Consumers often lack the full information when making purchasing decisions about a variety of products, from day-to-day items to luxuries such as holidays, resulting in poor choices, and superior products losing out on sales, a recent study suggests.The problem is exacerbated as consumers are required to put a great deal of time and effort into acquiring the necessary additional information to make the best choice.
“Facing an abundance of product choices, and with only limited time and attention to evaluate, consumers have to quickly come to grips with how much and what type of information to acquire and pay attention to, and what to ignore. They then make purchasing decisions based on partial information, therefore it’s quite possible that consumers routinely make the wrong choices,” said Tamer Boyaci, lead researcher of the study.
To tackle this, a team of researchers devised a model that can help retailers and companies to market their products more effectively, by enabling them to better judge how much and what types of product information to make available to customers. The Consumer Choice Model measured how decisions were made by consumers when given a set of alternative products to consider in their purchasing activities.

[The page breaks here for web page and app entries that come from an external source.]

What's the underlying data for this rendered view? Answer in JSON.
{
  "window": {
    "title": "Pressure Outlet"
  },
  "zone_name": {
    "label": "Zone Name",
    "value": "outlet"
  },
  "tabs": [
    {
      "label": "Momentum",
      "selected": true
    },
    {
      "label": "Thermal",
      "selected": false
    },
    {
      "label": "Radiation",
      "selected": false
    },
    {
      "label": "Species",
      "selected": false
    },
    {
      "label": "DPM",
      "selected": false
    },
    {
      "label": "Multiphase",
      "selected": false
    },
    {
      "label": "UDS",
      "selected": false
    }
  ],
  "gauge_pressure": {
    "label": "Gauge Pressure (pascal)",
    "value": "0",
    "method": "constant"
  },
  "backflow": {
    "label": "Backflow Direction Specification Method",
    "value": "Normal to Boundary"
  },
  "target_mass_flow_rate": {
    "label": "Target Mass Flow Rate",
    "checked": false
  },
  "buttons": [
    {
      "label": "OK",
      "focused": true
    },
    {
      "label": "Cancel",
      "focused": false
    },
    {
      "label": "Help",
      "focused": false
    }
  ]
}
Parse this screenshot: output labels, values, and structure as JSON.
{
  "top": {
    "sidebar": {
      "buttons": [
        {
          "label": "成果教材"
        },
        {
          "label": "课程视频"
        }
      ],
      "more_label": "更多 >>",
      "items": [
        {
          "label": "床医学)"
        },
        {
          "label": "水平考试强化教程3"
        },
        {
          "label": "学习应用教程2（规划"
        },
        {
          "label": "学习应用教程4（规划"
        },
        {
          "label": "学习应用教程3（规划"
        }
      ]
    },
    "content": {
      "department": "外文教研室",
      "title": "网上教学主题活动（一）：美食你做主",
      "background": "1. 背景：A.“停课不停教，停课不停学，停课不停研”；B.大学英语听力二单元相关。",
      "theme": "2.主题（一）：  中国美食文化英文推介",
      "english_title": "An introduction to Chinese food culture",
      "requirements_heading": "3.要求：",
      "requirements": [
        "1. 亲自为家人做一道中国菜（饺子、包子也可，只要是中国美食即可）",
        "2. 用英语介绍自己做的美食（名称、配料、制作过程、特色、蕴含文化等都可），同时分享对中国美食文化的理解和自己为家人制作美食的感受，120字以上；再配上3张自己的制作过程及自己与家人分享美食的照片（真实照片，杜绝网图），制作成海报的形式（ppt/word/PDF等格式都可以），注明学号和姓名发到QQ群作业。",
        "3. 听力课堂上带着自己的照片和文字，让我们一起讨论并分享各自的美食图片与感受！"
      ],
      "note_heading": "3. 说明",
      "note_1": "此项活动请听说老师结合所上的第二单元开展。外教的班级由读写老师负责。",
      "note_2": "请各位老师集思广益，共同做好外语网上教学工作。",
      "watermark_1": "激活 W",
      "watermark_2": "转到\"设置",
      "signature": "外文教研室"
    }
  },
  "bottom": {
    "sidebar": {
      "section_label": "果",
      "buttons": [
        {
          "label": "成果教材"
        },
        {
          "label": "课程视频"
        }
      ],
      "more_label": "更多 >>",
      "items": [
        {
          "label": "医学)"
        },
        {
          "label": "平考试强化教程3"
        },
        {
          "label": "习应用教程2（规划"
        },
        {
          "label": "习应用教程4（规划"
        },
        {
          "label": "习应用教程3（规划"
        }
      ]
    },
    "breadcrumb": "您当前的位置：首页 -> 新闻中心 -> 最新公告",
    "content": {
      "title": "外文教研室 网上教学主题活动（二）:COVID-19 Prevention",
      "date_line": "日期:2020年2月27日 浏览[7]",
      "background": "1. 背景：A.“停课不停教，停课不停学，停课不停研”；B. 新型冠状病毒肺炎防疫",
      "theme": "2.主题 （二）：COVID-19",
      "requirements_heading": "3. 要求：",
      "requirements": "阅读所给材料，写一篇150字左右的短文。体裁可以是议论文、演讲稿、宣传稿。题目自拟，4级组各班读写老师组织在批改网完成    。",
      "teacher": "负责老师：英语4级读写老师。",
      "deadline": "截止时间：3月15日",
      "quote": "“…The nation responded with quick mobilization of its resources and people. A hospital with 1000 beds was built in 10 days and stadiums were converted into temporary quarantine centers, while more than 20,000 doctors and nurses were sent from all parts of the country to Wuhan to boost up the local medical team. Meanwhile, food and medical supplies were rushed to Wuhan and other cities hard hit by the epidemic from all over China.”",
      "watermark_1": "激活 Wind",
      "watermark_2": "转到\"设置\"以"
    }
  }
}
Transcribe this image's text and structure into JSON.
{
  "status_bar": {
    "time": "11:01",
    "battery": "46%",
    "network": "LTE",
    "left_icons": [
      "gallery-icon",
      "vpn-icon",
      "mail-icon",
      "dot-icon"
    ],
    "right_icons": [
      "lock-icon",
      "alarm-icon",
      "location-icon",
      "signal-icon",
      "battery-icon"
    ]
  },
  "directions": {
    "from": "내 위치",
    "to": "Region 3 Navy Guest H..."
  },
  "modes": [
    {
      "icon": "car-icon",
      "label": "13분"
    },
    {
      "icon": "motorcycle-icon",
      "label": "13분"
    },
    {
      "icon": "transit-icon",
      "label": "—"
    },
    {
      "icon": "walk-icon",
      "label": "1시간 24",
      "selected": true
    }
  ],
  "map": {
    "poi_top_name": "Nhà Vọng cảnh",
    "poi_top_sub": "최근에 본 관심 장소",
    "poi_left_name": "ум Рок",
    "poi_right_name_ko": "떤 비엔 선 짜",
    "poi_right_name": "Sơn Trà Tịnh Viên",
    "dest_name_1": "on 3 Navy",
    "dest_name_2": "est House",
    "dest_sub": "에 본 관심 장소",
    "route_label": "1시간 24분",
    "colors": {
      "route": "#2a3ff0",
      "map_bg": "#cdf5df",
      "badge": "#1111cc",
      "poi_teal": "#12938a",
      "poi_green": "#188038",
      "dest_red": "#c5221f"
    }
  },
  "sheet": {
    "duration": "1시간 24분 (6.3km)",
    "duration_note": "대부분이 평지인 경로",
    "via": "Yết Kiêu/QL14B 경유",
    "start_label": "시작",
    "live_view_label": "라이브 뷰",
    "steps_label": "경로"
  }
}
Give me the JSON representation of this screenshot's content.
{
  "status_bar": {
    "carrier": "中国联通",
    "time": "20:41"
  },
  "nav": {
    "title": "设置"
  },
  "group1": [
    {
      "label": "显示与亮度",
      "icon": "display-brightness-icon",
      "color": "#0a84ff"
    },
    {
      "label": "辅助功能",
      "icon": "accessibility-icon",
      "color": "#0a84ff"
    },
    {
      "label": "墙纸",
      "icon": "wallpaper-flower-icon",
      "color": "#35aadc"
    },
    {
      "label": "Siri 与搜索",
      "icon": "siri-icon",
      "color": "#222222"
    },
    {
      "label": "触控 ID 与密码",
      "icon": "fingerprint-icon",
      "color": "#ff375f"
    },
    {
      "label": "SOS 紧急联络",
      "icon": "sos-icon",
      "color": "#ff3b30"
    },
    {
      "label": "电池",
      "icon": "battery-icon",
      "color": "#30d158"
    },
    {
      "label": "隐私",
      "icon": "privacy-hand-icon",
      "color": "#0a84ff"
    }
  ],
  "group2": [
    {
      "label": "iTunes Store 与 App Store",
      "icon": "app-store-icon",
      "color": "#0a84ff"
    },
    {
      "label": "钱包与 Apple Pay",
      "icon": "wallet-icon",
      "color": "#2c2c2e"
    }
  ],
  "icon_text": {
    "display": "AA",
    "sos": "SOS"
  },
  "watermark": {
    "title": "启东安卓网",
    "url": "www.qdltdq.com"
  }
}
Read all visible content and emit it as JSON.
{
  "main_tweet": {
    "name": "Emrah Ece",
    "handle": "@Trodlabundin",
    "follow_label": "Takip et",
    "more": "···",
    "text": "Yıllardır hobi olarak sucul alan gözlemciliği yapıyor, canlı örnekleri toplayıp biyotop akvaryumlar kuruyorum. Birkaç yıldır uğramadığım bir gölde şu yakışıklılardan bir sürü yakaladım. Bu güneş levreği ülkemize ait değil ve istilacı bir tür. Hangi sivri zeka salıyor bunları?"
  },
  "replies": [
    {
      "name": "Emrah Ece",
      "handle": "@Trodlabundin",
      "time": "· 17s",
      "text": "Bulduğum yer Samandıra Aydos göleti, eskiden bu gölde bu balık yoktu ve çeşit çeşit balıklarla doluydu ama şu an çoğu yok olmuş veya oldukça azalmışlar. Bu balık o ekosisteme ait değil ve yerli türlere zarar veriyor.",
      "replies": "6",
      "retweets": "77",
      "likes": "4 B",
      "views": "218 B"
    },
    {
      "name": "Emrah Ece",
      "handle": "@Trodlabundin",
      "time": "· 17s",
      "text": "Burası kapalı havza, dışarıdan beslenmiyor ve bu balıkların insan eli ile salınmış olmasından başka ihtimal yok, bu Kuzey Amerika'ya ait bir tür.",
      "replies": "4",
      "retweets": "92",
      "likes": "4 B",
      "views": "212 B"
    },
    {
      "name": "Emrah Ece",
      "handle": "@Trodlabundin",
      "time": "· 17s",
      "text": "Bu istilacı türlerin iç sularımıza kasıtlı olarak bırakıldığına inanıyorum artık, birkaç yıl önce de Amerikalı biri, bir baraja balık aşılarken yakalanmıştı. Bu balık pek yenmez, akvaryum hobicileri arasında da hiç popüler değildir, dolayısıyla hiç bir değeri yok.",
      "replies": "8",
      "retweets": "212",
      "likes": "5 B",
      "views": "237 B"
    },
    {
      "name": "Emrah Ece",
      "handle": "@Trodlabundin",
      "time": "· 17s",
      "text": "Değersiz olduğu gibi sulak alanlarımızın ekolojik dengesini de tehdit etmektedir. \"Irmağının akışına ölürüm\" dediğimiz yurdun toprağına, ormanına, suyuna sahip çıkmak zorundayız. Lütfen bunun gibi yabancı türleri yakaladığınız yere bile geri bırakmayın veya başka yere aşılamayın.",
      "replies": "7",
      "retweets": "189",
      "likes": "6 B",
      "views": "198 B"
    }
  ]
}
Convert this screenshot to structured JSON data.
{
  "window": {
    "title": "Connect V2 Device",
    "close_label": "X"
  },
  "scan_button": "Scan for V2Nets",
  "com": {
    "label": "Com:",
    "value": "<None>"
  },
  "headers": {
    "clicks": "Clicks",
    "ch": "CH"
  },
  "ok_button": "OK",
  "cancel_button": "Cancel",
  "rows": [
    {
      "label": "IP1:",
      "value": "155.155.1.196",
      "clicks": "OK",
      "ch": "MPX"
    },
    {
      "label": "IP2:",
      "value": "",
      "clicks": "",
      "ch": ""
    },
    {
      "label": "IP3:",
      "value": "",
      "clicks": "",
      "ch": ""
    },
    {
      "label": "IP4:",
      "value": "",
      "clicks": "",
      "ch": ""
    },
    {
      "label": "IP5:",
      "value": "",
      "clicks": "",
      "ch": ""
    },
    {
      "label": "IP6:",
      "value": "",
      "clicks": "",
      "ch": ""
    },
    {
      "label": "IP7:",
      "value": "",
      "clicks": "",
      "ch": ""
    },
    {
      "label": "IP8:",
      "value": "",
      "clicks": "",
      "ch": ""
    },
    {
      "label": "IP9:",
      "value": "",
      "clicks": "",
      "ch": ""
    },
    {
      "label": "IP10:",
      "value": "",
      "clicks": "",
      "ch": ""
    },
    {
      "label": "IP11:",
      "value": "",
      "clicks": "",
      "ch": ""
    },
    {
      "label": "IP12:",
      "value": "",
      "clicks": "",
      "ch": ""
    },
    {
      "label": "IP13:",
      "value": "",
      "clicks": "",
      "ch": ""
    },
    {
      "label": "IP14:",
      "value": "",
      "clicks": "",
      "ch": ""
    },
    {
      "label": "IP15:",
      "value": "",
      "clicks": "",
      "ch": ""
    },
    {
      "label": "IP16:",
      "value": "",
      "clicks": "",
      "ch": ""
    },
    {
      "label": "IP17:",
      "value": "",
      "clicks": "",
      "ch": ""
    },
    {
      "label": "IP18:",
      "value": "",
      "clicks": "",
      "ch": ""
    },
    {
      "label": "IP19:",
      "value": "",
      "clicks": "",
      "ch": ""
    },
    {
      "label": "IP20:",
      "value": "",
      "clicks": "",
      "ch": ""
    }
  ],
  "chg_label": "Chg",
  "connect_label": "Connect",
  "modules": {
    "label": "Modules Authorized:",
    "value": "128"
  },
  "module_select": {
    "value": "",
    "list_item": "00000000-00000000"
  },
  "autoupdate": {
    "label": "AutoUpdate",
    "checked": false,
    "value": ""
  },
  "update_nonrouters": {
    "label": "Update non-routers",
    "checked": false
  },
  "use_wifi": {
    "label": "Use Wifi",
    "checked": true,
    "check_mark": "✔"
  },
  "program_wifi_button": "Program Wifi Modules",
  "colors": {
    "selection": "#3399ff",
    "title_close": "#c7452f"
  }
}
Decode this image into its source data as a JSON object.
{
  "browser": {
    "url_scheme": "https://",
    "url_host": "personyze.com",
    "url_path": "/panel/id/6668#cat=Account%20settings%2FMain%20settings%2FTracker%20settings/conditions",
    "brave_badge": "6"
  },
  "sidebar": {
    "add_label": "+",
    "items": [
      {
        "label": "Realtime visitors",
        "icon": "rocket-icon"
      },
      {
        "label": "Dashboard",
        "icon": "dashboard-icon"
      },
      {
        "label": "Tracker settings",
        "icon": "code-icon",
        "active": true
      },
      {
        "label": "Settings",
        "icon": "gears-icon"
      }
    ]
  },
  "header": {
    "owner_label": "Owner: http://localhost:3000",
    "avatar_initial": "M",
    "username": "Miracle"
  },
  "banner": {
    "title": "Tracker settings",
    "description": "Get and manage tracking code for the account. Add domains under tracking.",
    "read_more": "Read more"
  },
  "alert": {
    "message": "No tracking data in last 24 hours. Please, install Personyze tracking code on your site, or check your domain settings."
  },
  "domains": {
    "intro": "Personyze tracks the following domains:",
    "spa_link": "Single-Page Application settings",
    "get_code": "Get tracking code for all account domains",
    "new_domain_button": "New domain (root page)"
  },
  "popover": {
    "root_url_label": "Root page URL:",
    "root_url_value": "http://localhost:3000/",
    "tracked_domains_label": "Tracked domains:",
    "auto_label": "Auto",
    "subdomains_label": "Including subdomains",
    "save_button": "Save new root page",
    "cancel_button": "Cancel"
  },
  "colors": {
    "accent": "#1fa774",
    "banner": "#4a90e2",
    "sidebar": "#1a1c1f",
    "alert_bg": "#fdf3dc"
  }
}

The results show that, in instances where similar items were compared and the information costs were lower, consumers preferred to select the item which provided the easiest access to further information, regardless of whether the other product was superior, as they felt more confident with their decision. In instances where hard-to-evaluate products were perceived as less attractive, the model proved that simply improving the provision of information to customers could significantly improve sales.